On a Hike
On a Hike

Try to add 20 to 25 minutes of walking to your daily routine for an initial goal. Even if you are already active, that’s a good plan. You’ll add approximately 2000 steps per day which is about a mile, and burn typically 100 calories. This is enough exercise to prevent the average yearly weight gain of 1 to 2 pounds. If this seems too taxing, start with just 10 minutes of daily walking and build from there. Even that amount can be a life-saver. According to David R. Bassett, Jr., Ph.D., a director of the Obesity Research Center at the University of Tennessee, Knoxville, research has found that women who walk just an hour a week are more likely to live longer when they are compared with their less-active peers.

Exercise Is Key
Exercise Is Key

Researchers at the University of Pittsburgh found that the injury rates for overweight and obese people in walking programs were comparable to the rates for overweight and obese people who were sedentary. Just make sure that you see your doctor before you increase your activity. Also, invest in a good pair of walking shoes.

I watched a neighbor take control of her life, and her weight. She walked. She started her day walking her dogs, took her break walking, and ended her day walking. Less than one year later, she walked off 100 pounds. That is dedication. That is the power of walking.

How about you? What has walking done for you? Do you know someone in the military that you would like to pay tribute to?

TIP: Use an app. Research has shown they make a difference.

(C) 2016 Karen Van Den Heuvel Fischer

Lean Bellies and Body Type

There are 2 main body types: the apple shaped or pear. Which are you? Research shows that the apple is the more dangerous of the two because the fat is centered on your middle, where your heart, lungs, and various other organs are situated. Now we can’t control our body type — we’re born with it, but we can control how lean our bellies are.
There are a myriad of studies (check out the CDC) which show the dangers of excess fat around our middle. Here is the bottom line:

Women  with lean bellies are:
Women: Lean Bellies
Women: Lean Bellies
  • 57% less likely to die of heart disease
  • 69% less likely to develop type 2 diabetes
  • 40% less likely to develop arthritis of the hips or knees
  • 12% less likely to have a stroke
  • 40% less likely to die of cancer
  • 21% less likely to experience arousal dysfunction
Men with lean bellies are:
Lean Bellies: Father (82) & Son (52)
Lean Bellies: Father (82) & Son (52)
  • 32% less likely to die of heart disease
  • 83% less likely to develop type 2 diabetes
  • 63% less likely to develop arthritis
  • 32% less likely to develop sleep apnea
  • 45% less likely to develop cancer
  • 61% less likely to have erectile dysfunction

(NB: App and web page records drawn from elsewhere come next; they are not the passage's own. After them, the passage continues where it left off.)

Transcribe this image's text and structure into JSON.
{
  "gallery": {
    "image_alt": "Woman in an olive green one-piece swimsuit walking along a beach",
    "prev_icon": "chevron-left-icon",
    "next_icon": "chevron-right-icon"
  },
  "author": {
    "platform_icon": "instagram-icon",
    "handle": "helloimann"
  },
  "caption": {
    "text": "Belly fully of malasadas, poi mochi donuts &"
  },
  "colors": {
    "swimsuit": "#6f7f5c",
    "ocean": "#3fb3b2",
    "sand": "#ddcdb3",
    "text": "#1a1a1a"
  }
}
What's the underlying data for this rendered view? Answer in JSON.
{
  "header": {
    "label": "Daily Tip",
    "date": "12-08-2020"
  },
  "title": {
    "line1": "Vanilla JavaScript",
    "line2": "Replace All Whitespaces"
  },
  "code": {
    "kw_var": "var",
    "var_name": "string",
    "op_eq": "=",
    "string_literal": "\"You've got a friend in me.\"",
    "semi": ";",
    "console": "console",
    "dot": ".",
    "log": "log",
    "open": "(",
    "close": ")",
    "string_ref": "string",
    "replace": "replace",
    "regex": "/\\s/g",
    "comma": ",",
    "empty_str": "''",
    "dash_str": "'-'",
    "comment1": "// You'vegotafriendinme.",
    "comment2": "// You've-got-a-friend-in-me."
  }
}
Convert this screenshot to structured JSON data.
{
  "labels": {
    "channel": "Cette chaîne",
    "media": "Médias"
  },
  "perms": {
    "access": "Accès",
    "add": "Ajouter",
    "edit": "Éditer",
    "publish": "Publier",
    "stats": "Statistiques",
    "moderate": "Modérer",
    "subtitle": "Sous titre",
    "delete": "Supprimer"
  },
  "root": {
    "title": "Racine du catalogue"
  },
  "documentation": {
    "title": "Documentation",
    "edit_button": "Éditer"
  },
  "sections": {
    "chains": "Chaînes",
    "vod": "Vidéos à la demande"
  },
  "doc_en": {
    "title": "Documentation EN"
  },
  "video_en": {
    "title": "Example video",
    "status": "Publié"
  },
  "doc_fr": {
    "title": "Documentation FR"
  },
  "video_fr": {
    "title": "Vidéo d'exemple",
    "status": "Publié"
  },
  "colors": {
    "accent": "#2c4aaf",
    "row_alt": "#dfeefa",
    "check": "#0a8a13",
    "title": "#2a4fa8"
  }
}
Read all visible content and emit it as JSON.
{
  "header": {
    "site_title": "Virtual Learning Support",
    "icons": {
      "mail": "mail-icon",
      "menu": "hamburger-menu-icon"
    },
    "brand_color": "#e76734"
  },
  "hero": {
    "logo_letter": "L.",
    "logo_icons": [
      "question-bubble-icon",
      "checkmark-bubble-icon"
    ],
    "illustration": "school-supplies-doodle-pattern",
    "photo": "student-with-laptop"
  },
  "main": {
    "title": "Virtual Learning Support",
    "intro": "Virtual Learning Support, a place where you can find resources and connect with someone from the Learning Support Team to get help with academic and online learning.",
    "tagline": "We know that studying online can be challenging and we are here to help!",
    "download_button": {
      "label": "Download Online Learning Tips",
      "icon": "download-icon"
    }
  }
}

Measure your waistline. A woman’s waist circumference should be no greater than 35 inches (88 centimeters). Men should have a waist circumference no more than 40 inches (102 centimeters). In the United States, approximately $90 billion dollars annually is attributable to weight-related disease. Tax payers pay half of this cost through Medicaid and Medicare. Don’t be one of the statistics!

(Check out the previous tips: Tip #1 & Tip #2 in week one, Tip #3 & Tip #4 in week 2, and Tip #5 & Tip #6 in week 3).

Lean Bellies
Lean Bellies

TIP #7: CHEW. Take smaller bites and chew your food longer. According to a study published in the scientific journal Physiology and Behavior, it may help you eat less at meals. If you slow down and enjoy your food, your brain has more time to register the eating process. In short: Don’t take the term “slider” literally.TIP #8: EAT PROTEIN. This nutrient has the ability to raise the level of peptides in your stomach. These little peptides relay messages telling your brain that your stomach is full. Your body also expends more energy trying to digest it.

Do you have a tip to share?

(c) 2016 Karen Van Den Heuvel Fischer